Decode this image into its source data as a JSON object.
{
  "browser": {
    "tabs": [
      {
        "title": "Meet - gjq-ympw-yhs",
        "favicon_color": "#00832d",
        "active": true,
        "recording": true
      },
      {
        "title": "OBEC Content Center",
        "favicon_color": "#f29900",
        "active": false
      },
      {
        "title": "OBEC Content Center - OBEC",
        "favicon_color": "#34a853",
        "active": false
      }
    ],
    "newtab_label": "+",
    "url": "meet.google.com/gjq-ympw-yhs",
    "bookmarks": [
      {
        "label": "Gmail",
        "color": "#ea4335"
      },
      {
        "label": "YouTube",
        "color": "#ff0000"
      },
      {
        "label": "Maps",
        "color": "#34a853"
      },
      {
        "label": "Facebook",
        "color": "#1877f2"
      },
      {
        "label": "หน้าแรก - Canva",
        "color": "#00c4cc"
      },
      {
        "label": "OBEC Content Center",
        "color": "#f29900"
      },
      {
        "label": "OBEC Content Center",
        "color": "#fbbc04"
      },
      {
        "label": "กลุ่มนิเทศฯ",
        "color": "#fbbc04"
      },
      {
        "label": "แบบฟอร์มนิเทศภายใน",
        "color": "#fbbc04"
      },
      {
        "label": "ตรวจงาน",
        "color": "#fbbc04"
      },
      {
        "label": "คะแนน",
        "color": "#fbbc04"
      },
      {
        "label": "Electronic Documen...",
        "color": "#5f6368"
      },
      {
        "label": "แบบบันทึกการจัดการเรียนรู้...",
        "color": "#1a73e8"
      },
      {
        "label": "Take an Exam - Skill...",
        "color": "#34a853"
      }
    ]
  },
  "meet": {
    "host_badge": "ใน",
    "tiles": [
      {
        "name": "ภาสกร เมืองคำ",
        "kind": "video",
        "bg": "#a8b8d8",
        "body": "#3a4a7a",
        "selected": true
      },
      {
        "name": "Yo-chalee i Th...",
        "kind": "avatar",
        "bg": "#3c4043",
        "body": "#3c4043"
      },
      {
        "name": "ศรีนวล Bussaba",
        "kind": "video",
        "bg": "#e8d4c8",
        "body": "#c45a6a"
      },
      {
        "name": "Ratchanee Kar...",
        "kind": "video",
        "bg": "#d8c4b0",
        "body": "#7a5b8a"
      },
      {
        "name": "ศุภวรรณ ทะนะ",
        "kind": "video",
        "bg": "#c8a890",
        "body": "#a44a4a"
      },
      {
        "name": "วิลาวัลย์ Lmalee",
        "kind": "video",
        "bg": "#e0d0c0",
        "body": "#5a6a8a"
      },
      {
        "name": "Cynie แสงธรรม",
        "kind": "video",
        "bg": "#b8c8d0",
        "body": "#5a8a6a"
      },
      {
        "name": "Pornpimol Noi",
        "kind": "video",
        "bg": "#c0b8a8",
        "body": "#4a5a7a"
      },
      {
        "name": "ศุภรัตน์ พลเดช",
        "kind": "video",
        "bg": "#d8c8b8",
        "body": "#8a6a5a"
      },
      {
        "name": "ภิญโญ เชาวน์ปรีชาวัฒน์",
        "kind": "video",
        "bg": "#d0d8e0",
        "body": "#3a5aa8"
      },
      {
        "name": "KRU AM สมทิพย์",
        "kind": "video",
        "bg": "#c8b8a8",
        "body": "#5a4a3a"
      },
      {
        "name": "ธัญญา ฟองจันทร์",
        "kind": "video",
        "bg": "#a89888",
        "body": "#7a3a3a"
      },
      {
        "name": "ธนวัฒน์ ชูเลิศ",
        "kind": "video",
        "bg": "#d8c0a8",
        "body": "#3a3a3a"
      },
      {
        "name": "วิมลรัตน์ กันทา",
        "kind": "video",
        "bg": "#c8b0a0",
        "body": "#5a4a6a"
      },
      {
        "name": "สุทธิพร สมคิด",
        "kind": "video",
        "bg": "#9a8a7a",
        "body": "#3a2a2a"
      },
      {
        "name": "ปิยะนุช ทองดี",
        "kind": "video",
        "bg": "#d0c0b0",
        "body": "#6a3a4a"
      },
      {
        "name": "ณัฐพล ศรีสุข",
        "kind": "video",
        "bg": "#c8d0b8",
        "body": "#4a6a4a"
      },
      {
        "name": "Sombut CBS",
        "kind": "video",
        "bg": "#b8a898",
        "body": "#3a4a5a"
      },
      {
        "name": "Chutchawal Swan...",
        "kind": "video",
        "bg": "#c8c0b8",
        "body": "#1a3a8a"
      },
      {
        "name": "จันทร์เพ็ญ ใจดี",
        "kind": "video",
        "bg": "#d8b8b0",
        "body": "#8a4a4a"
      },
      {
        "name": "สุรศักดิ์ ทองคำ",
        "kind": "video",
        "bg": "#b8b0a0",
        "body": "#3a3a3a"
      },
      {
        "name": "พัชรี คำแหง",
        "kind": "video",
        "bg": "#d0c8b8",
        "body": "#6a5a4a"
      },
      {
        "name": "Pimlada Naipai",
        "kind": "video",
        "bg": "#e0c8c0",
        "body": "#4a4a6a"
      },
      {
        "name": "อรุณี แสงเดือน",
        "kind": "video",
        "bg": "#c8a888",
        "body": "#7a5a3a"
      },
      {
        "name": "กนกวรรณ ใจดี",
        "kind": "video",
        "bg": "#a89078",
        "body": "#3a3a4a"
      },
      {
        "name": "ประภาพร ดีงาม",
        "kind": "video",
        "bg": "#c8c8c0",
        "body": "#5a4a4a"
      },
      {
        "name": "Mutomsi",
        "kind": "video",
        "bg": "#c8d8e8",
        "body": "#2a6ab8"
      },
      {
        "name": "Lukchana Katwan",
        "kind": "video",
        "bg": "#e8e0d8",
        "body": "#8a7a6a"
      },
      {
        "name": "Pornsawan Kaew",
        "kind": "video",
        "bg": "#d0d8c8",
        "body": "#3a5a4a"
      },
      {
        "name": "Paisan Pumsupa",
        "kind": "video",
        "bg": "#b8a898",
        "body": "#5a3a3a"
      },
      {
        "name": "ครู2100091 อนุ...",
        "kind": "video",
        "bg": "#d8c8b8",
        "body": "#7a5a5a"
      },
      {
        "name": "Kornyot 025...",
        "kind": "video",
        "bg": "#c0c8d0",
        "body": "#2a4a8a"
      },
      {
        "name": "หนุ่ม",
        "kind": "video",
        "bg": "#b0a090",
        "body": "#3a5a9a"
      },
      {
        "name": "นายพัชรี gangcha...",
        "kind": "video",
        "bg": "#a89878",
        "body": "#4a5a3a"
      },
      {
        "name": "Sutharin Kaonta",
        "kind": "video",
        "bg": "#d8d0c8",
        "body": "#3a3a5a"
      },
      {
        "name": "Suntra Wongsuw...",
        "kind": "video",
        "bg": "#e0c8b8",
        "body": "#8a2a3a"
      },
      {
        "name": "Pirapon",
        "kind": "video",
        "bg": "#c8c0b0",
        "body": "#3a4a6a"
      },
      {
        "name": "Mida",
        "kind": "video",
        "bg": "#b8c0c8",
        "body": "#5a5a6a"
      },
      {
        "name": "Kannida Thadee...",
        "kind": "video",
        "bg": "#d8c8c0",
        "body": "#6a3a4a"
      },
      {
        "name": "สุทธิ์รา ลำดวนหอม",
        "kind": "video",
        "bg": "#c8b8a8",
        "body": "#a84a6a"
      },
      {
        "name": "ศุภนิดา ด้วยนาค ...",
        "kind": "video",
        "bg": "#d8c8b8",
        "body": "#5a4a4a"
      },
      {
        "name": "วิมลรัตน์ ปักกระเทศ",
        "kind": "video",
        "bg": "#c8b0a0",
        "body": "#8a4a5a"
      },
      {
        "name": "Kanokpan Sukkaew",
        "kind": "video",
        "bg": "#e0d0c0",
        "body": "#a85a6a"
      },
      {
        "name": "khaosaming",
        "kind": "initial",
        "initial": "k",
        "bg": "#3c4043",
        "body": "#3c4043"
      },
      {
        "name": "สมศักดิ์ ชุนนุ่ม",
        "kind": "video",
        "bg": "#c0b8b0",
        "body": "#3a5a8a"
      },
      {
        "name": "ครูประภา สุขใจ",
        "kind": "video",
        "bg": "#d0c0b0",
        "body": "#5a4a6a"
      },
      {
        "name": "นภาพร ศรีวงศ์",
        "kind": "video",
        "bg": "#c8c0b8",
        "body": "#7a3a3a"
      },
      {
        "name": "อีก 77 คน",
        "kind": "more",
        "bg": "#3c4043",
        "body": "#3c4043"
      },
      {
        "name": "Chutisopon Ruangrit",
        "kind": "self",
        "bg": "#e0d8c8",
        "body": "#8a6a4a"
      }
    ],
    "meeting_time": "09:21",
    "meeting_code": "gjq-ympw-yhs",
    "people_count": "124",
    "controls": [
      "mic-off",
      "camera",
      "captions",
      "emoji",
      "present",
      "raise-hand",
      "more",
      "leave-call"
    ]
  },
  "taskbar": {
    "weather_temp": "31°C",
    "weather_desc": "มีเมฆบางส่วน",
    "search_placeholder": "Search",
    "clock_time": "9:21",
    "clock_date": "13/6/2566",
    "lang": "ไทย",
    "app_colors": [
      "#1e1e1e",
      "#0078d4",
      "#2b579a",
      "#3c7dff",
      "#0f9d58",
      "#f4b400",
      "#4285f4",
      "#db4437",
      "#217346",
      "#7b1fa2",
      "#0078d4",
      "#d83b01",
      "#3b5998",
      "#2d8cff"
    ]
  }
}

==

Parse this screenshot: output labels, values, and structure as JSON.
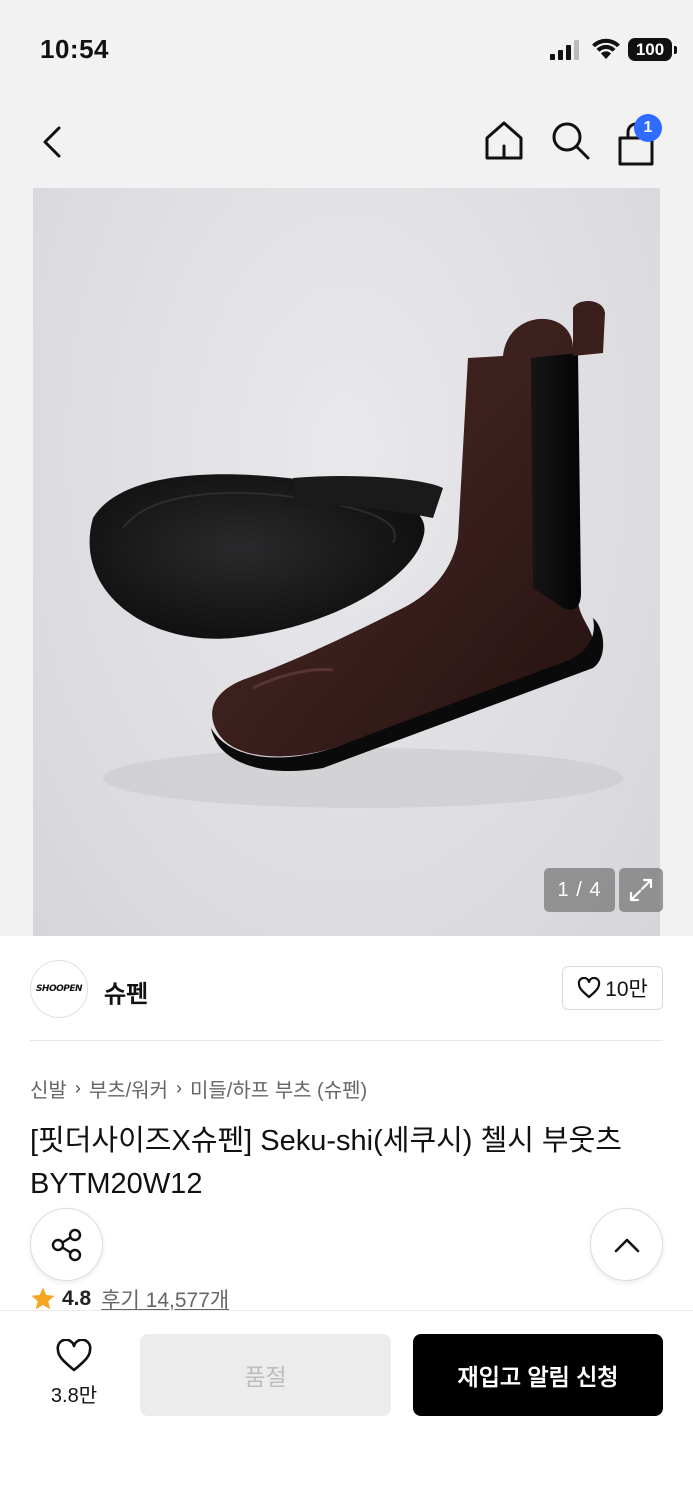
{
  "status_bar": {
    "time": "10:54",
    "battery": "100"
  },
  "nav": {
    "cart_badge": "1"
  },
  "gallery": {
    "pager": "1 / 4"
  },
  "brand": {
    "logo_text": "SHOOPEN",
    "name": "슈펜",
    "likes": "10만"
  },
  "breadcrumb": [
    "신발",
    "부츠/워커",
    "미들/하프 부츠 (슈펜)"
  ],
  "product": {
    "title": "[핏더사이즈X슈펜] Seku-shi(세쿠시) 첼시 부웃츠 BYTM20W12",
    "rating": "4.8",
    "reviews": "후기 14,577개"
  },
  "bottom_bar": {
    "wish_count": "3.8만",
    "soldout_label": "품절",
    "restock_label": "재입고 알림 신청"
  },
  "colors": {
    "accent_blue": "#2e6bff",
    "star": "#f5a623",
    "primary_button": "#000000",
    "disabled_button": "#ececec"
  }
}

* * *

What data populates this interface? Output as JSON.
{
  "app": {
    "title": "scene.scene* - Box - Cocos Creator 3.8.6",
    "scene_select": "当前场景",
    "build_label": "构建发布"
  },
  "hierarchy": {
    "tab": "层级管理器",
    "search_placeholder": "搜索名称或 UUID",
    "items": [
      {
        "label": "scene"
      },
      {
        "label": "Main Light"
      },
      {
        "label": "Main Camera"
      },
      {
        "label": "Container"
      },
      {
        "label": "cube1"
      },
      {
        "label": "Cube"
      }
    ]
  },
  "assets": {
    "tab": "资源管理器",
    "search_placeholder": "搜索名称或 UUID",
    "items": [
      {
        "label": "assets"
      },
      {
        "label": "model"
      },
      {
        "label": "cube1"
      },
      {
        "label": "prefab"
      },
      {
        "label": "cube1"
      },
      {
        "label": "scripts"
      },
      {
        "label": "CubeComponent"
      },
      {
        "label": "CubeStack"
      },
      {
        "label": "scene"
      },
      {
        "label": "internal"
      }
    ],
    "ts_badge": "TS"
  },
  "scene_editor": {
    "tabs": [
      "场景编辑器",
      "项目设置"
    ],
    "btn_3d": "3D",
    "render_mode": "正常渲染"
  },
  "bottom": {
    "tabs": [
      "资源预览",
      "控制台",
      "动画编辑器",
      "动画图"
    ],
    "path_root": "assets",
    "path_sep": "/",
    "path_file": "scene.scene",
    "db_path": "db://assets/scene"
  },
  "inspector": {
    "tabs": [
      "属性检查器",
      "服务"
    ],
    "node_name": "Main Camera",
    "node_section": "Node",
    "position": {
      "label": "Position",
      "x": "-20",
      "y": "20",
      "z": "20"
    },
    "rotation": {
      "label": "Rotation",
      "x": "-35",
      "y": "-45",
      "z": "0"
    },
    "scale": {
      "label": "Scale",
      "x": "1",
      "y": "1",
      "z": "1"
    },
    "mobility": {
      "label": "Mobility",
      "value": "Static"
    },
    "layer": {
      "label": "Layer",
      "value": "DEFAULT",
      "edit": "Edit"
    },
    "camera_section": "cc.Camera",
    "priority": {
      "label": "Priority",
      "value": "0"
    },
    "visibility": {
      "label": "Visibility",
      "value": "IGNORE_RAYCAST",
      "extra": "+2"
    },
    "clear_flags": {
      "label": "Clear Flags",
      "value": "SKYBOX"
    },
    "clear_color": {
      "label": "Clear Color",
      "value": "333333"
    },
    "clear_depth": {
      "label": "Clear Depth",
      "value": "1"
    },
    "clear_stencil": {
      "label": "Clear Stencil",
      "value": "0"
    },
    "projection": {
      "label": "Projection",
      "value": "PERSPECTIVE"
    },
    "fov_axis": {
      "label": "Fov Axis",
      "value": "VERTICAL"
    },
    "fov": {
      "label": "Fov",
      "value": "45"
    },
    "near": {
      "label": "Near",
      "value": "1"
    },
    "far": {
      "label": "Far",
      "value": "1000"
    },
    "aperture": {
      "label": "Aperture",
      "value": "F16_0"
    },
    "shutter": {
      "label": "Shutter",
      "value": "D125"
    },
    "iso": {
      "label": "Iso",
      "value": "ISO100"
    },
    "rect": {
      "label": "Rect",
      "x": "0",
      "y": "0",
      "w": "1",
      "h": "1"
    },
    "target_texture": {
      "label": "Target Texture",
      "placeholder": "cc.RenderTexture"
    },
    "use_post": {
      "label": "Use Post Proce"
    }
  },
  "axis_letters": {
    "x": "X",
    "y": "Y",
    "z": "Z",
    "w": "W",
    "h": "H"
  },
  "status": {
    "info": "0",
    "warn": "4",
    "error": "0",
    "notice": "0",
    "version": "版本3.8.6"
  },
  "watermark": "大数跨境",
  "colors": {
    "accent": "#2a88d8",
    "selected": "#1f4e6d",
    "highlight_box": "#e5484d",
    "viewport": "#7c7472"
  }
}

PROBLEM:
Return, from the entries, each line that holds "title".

SOLUTION TO THIS EXERCISE:
        "title": "Meet - gjq-ympw-yhs",
        "title": "OBEC Content Center",
        "title": "OBEC Content Center - OBEC",
    "title": "[핏더사이즈X슈펜] Seku-shi(세쿠시) 첼시 부웃츠 BYTM20W12",
    "title": "scene.scene* - Box - Cocos Creator 3.8.6",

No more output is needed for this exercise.